Works Cited

Chingos, Matthew M., and Brookings Institution. "Strength In Numbers: State Spending On K-12 Assessment Systems." Brookings Institution (2012): ERIC. Web. 19 Mar. 2016.

Dietz-Uhler, Beth, and Janet E. Hurn. "Using Learning Analytics To Predict (And Improve) Student Success: A Faculty Perspective." Journal Of Interactive Online Learning 12.1 (2013): 17-26. ERIC. Web. 27 Mar. 2016.

Elton, Lewis. "Goodhart's Law and performance indicators in higher education." Evaluation &  Research in Education 18.1-2 (2004): 120-128. Web. 27 Mar. 2016.

Flinders, David J. "The Failings Of Nclb." Curriculum & Teaching Dialogue 7.1/2 (2005): 1-9. EBSCO MegaFILE. Web. 17 Mar. 2016.

Fritz, Gregory K. "An Educational Comparison Of Finland And The U.S." Brown University Child & Adolescent Behavior Letter 30.3 (2014): 8. EBSCO   MegaFILE. Web. 27 Feb. 2016.

Grinell, Smith, and Colette Rabin. "Modern Education: A Tragedy Of The Commons." Journal Of Curriculum Studies 45.6 (2013): 748-767. EBSCO MegaFILE. Web. 27 Feb. 2016.

Journell, Wayne. "The Influence Of High-Stakes Testing On High School Teachers' Willingness To Incorporate Current Political Events Into The Curriculum." High School Journal 93.3 (2010): 111-125. ERIC. Web. 27 Feb. 2016.

Kamenetz, Anya. "School Testing 2016: Same Tests, Different Stakes." NPR. N.p., 28 Dec. 2015. Web. 19 Mar. 2016.

Levenson, Nathan, et al. "The Promise Of Education Information Systems: How Technology Can Improve School Management And Success." Center For American Progress (2014): ERIC. Web. 23 Mar. 2016.

Manyika, James, et al. "Big Data: The Next Frontier For Innovation, Competition, And Productivity." Big Data: The Next Frontier For Innovation, Competition & Productivity (2011): 1-143. Business Source Premier.
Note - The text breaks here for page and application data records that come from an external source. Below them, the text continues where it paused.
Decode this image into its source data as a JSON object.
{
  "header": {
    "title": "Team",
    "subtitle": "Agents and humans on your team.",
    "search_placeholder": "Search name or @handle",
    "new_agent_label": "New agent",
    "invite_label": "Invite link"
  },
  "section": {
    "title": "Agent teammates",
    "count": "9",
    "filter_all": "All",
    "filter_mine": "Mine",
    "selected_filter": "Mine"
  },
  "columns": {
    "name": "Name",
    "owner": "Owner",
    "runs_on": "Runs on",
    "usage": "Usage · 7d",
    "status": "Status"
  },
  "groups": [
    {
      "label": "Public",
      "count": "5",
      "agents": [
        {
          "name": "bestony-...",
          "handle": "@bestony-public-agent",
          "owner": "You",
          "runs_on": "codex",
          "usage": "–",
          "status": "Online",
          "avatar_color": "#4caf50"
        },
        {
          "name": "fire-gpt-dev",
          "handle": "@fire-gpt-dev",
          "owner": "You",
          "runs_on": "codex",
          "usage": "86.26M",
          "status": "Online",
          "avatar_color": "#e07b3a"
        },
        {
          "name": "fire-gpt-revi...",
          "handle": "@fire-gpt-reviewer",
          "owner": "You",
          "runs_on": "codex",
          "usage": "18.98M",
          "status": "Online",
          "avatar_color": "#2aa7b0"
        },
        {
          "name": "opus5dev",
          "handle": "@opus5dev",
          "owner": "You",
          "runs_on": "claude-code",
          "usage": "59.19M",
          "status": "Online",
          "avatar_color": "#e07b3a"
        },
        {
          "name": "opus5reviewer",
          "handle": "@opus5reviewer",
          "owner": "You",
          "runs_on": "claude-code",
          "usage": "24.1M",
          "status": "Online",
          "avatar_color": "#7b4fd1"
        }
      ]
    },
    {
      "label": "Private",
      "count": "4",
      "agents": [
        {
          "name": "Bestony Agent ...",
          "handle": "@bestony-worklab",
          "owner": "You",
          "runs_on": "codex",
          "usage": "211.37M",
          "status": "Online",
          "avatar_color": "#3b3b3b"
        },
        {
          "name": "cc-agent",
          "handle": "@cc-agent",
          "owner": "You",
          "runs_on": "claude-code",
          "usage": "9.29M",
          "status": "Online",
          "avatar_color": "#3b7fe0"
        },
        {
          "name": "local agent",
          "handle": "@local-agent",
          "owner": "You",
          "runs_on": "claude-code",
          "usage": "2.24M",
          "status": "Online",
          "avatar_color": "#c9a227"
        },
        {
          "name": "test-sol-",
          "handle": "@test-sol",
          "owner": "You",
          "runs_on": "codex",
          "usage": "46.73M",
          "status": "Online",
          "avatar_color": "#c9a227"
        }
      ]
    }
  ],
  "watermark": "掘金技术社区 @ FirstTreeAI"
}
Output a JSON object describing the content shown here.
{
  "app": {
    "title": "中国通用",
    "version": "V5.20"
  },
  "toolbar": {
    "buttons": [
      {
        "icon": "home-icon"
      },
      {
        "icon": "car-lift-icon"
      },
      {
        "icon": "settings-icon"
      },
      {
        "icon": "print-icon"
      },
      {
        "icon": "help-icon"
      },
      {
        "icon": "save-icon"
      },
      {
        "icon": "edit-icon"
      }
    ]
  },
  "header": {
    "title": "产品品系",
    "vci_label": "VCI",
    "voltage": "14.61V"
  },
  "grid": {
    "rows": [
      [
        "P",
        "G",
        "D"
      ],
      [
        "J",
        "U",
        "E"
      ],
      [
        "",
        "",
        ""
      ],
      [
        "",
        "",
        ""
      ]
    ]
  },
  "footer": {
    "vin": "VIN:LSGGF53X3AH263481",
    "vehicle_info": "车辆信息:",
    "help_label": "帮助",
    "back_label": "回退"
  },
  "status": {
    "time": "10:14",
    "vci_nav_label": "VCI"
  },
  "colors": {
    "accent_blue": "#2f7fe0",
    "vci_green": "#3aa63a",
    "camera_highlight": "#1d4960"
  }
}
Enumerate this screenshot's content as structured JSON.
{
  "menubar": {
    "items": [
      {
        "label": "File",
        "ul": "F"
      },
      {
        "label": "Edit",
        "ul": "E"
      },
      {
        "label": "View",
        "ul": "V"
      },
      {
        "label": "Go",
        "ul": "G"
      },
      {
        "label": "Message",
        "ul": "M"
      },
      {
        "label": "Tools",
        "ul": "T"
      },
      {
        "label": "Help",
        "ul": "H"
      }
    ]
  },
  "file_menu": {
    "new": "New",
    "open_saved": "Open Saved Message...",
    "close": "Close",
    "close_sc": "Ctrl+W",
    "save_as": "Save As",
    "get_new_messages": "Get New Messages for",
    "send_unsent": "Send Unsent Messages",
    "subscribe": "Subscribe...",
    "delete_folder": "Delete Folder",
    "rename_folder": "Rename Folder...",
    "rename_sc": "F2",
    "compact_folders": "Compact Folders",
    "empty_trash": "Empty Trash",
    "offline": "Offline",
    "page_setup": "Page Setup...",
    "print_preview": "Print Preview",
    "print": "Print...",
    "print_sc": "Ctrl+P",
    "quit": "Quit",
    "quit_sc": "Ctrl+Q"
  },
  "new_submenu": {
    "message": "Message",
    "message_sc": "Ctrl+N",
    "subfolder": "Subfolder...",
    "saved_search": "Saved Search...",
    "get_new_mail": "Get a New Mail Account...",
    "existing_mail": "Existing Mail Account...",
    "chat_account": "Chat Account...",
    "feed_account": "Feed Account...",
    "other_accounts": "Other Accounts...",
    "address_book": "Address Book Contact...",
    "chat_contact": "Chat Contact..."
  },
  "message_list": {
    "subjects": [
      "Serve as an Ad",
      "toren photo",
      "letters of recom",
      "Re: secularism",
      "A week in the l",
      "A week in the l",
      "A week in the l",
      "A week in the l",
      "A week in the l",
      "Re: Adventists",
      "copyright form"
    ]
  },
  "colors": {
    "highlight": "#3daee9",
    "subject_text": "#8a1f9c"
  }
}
Web. 28 Mar. 2016.

Reyes, Jacqueleen. "The Skinny On Big Data In Education: Learning Analytics Simplified." Techtrends: Linking Research & Practice To Improve Learning 59.2 (2015): 75-80. EBSCO MegaFILE. Web. 27 Feb. 2016.

Tienken, Christopher H. "For The Record: What Education Policy Could Be." Kappa Delta Pi Record 48.1 (2012): 7-9. ERIC. Web. 27 Feb. 2016.